If Curt Schilling does not have surgery, his physician is of the opinion that the Sox righty may never pitch again.
Dr. Craig Morgan, who operated on Curt Schilling’s shoulder twice, in 1995 and 1999, and whom Schilling sought out for a second opinion, spoke about Schilling’s injury and treatment options on sports radio WEEI’s Dennis and Callahan show this morning.
Morgan confirmed that he has a difference of opinion than those of the Red Sox doctors on Schilling’s shoulder injury.
“We do have a difference of opinion, not only on the course of treatment, but the diagnosis, and a difference of opinion on potential for return to pitching, and on the time frame for all of those items I mentioned,” Morgan said.

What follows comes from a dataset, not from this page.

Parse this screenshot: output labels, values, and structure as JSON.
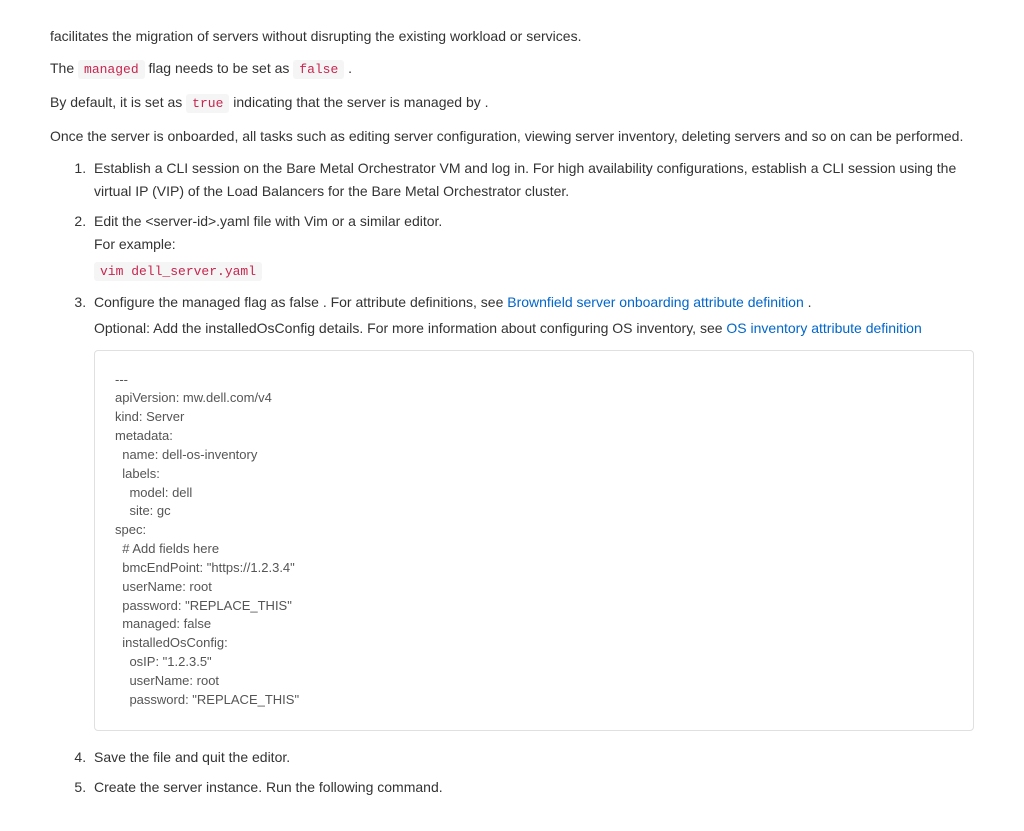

Morgan believes that having surgery now gives Schilling the best opportunity to come back sometime after the All-Star break. Morgan was asked, if Schilling does not have surgery, when he might be able to pitch again.
“Never,” replied Morgan. “And that’s my opinion.”
“This is a progression of disease that’s been going on silently probably for several years, became symptomatic last year, and has progressed to this point where normally, think of the tendon as sort of an electrical cable, and within the cable there’s a thousand wires. It’s all one solid single tube.”
“When the tendon becomes irreversibly diseased, which my opinion is that it is now, the fibers are bundles within the single tendon, can start to separate longitudinally. It isn’t torn cross-wise, it separates into these bands of spaghetti would be a good term to have a layman understand it. And once you see that, which is how it appears on his recent MRI, then really conservative measures will not resolve the pain. And without resolving the pain by conservative measures, I see no shot at being able to have him become pain free and strengthening of the shoulder muscles with or without a cortisone shot. I don’t think this guy will even be able to exercise, to be able to find out whether that approach is successful in any way, shape, or form.
“And the real issue here is if you blow six or eight weeks, trying that to see, and it’s unsuccessful, then if you try to pull the trigger on surgery, you’ve blown six to eight weeks, and then the season may be gone.
“In the final analysis, what you do now is going to determine all those issues. And you have to understand, he may be done pitching no matter what. That’s looming out there as well,” Morgan said.
Morgan said Schilling was in pain when he started his exercise program before January, and when he started his offseason throwing program, he had a dramatic increase in pain.
“And by dramatic, he told me he could throw a ball five feet. By dramatic, I mean this guy’s got pain opening a door. He was not able to complete all of the positions that were requested for his MRI on Jan. 24 because he couldn’t put his arm above his head and hold it there without excruciating pain — that’s what we’re talking about here.”
“I think his chances of that [Red Sox rehab recommendations] being successful to the point where he can rehab, get stronger, and become pain-free to be able pitch effectively – are near zero,” Morgan said.